The Morning Report
Get the news and information you need to take on the day.
Recently, gubernatorial candidate Jerry Brown visited a San Diego biofuel company to make the point that he favored the continuation of California’s Global Warming Solutions Act.
This is more than just run-of-the-mill, feel-good politicking. For San Diegans the environment is big business. As a city that has emerged as one of the leaders in biofuels research, a potential governor’s position on emissions controls will have a large impact on the bio-fuel industry. In San Diego, environmentalism is good for business.
But, even as the prospect of suspending emissions controls weighs heavily on the future of bio-fuel, it may not spell the end of environmental intervention into global warming. The growing field of geo-engineering — global scale technological interventions — also has a home in San Diego.
Dr. Lynn Russell, of the Scripps Institute of Oceanography, is among the leaders in researching the potentially useful climate effects of — believe it or not — aerosols. What scientists know (through the study of Volcanic eruptions, for instance) is that these particles, in massive quantities, have the capacity to create temporary cooling effects by reflecting the sun’s heat away from the earth. How, exactly, this works is at the heart of Russell’s work.
So why does this matter for us? Because there are some who propose that we could slow global warming by intentionally injecting aerosol particles into the stratosphere on a global scale.
But it is not perfect. It is not a fix. It is only a stop-gap measure. It could buy us some very valuable time, but it does not solve the problem that the burning of fossil fuels creates. In order for it to work in the long term, it would have to go hand in hand with reduction measures.
And there are other concerns. While this method of cooling the earth has some existing examples in nature for scientists to study carefully ahead of time (unlike proposals to place reflective mirrors outside of the earth’s atmosphere, for example), there are still many unknowns.
And what we do know suggests that this approach would come with some costs.
It is likely to change precipitation patterns. How that will affect ecosystems worldwide is difficult to fully predict.
There is likely to be damage to the ozone layer. This is, after all, aerosols.
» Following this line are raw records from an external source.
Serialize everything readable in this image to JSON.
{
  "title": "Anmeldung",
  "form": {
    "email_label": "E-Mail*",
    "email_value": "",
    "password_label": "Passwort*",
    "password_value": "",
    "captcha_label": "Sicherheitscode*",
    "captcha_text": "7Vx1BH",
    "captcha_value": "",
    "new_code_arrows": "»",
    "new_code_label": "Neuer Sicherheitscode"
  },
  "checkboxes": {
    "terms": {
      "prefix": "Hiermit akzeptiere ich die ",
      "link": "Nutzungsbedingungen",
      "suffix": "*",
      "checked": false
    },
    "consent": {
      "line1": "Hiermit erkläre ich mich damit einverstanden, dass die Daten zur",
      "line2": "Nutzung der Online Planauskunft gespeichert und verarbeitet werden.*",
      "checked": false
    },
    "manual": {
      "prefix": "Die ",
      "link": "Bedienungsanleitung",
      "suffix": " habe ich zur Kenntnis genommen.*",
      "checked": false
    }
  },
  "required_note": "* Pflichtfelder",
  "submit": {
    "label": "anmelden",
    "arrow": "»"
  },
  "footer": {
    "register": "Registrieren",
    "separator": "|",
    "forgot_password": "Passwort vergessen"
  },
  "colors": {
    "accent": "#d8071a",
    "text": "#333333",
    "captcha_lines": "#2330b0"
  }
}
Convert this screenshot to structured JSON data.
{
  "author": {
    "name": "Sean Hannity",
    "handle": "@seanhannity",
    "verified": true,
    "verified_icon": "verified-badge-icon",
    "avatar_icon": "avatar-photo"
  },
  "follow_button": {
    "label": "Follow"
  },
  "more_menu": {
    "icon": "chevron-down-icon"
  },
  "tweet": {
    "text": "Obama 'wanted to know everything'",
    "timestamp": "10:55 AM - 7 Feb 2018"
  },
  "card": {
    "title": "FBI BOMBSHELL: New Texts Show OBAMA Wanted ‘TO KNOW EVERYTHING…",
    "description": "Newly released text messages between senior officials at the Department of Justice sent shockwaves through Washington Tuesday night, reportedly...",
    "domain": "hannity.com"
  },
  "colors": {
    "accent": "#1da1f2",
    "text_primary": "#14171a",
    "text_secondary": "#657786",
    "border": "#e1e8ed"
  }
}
It will also require repeated, ongoing aerosol particle delivery into the atmosphere. And that may require world-wide cooperation — even after some areas of our planet may experience negative side effects.
Still, proponents argue that this could buy us enough time to reduce our emissions before we hit certain “tipping points” in the process of global warming. Once the global ice cap is melted, it is much, much more difficult to turn back the global warming clock. Aerosols may forestall such an occurrence. Also, we may reach a point where we decide that the side effects of aerosols are preferable to the effects of global warming.
To be fair, at this early stage, with so many unknowns still to be puzzled through, no credible scientist would argue to implement this approach now. But the research into aerosols in the environment is active, and this particular application remains a credible possibility for the future.
If the geo-engineering approach to global warming — by its very nature — makes you uneasy, consider that it may be because the narrative of modern environmentalism has centered on opposition to large-scale, industrial intervention into the environment. The idea, roughly, is that our modern industrial engineering has lead us down the path of global, environmental destruction, and the way out is through a rejection of the more is more, bigger is better mentality.
Geo-engineering is big.
Those most supportive of environmental intervention generally are likely to be very skeptical, no matter the evidence, of geo-engineering solutions to global warming.
Ironically, those who might be more disposed to attempt complex, industrial-scale means to deal with global warming are often, in the U.S. at least, spun from the same cloth as those who have denied or been highly skeptical of the very existence of global warming.
Philosophically, geo-engineering challenges us.
Here in San Diego, so close to the research and innovation that may shape the future of the planet, we have the unique opportunity to attend lectures and forums and to participate in the public debate. But with that comes a responsibility to vote — not just for the governor of California, but for the global, environmental future that we believe in.
A public discussion of this topic will be held Wednesday, October 6, at the Ethics Center.
Tate Hurvitz is an assistant professor of English at Grossmont College and a fellow at the San Diego Center for Ethics in Science and Technology. He lives in Chula Vista.